• [REQUIREMENT]
Please say how many lines in the records below contain the word "JSON". Give the number and nothing more.

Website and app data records
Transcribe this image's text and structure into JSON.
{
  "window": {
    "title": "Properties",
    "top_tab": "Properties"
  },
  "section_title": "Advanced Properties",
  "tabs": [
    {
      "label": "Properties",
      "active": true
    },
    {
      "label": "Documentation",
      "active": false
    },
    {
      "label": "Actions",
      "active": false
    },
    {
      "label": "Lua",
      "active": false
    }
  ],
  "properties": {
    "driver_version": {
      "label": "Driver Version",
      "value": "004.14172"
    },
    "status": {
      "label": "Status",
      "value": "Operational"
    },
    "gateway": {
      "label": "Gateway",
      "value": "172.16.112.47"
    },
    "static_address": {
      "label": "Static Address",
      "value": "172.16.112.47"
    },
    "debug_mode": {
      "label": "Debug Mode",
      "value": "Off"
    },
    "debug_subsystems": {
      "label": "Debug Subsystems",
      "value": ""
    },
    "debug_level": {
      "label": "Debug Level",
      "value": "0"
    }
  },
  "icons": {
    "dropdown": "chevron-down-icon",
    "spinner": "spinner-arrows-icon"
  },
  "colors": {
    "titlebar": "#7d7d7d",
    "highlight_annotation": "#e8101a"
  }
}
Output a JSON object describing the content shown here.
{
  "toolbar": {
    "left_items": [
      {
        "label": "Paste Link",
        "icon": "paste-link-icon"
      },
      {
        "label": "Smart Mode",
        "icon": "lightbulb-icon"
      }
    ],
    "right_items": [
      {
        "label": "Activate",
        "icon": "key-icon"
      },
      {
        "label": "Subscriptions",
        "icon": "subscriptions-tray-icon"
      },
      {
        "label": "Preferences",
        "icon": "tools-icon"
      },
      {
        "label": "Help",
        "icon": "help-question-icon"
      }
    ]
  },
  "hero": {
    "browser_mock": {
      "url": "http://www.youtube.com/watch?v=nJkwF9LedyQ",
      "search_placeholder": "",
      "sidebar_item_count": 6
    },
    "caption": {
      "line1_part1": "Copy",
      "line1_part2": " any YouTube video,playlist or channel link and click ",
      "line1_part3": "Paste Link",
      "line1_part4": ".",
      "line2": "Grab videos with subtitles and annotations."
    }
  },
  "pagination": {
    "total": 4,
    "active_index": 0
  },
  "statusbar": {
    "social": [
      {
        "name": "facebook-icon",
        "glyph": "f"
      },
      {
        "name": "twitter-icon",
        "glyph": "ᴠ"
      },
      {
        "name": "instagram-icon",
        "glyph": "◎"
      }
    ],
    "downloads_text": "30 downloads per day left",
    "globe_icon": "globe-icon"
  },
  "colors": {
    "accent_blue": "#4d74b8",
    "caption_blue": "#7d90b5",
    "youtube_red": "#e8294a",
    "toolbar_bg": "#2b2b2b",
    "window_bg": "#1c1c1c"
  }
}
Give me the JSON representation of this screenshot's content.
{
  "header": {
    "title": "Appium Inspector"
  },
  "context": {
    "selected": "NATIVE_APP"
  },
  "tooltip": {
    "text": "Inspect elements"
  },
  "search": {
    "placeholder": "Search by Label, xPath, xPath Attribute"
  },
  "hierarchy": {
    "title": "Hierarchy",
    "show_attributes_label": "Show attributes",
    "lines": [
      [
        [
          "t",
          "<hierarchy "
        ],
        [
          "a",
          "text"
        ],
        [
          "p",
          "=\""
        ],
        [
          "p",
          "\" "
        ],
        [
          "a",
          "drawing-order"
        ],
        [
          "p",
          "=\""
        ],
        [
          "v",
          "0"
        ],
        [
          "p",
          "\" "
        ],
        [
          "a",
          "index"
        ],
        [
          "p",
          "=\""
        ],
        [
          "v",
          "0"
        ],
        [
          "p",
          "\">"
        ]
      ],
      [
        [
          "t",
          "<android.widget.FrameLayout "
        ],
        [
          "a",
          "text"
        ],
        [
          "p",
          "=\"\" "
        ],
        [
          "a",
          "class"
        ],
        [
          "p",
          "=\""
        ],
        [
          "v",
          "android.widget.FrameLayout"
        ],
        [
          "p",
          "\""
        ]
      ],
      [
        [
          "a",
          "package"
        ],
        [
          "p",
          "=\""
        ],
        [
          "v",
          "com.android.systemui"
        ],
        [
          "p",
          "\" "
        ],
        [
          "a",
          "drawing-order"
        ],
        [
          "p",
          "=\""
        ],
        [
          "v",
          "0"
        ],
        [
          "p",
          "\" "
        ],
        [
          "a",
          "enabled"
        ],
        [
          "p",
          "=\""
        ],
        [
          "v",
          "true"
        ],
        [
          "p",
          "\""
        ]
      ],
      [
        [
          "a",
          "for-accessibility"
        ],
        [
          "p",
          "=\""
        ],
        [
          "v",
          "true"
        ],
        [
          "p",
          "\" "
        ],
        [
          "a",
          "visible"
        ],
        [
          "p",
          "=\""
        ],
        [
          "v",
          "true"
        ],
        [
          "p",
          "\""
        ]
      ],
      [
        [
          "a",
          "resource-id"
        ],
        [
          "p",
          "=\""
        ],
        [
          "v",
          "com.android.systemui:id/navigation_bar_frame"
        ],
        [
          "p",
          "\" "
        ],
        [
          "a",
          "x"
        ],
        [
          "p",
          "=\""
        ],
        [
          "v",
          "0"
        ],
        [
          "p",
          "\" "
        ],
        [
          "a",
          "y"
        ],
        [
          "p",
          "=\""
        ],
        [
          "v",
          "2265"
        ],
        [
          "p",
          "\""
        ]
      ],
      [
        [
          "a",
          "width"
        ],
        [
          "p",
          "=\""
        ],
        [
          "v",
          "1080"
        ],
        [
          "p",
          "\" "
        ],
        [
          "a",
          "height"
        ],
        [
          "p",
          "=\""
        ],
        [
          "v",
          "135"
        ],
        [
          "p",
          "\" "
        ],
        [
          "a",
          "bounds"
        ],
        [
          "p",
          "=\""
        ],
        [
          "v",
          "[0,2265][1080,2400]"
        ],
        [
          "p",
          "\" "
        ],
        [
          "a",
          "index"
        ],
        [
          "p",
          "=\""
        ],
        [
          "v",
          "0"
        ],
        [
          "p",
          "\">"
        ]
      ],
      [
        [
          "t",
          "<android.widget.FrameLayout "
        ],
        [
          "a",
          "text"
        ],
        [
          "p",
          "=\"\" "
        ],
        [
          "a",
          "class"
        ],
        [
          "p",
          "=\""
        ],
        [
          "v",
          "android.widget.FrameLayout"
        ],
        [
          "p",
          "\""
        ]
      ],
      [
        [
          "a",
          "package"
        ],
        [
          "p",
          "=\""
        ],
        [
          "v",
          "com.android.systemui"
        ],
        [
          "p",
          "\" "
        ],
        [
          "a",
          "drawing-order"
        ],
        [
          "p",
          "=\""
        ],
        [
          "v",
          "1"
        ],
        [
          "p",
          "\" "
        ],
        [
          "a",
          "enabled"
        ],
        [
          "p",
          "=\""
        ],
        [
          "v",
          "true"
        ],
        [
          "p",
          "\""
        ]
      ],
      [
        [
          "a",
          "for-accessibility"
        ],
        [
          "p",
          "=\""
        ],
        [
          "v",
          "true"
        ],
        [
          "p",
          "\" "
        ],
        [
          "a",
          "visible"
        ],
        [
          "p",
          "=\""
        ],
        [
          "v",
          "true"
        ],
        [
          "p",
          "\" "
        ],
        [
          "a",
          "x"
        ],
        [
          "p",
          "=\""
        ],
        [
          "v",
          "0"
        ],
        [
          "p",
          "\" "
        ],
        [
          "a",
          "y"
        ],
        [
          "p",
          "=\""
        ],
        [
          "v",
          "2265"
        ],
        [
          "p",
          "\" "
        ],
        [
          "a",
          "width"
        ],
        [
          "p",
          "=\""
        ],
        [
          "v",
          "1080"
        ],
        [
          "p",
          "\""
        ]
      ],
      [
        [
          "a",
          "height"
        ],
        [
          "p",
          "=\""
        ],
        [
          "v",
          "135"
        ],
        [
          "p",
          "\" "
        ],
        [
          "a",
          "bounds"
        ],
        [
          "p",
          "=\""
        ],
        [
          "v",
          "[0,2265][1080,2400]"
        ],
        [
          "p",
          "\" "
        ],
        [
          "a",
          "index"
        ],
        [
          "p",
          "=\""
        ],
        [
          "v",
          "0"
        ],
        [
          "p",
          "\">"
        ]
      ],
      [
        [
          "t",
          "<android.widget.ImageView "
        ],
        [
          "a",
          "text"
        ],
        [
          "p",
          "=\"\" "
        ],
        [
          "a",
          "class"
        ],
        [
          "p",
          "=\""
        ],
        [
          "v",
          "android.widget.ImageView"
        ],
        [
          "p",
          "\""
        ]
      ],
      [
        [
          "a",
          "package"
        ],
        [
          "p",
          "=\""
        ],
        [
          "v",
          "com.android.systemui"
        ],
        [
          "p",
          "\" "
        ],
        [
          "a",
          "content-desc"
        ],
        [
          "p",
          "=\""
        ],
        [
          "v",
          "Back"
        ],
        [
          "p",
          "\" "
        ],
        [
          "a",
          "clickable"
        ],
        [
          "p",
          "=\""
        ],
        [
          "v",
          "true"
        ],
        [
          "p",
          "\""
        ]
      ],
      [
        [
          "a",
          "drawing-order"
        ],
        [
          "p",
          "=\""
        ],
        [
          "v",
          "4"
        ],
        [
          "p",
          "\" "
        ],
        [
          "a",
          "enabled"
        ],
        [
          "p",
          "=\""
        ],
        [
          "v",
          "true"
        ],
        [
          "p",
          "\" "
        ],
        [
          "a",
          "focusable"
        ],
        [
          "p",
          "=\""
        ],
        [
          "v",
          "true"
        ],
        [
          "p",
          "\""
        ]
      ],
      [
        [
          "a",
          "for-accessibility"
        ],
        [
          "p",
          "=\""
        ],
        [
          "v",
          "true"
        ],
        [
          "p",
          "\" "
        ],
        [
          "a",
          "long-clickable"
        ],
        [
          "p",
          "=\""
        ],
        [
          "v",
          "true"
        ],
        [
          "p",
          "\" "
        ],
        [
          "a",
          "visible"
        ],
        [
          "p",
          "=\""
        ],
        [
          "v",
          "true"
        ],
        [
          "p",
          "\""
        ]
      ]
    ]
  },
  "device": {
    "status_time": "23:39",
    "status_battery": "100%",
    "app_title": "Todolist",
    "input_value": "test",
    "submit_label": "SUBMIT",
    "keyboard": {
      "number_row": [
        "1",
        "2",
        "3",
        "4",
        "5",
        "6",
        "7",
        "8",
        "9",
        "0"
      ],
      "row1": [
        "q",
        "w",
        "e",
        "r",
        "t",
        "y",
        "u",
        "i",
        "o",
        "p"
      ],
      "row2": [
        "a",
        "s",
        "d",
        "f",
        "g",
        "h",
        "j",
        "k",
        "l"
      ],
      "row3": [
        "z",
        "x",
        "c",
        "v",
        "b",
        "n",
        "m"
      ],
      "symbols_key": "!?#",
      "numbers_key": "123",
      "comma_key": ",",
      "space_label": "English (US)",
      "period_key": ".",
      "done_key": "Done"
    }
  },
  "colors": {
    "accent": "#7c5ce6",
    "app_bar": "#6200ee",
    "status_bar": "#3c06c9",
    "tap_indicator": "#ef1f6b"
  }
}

• [RESULT FOR THIS EXERCISE]
3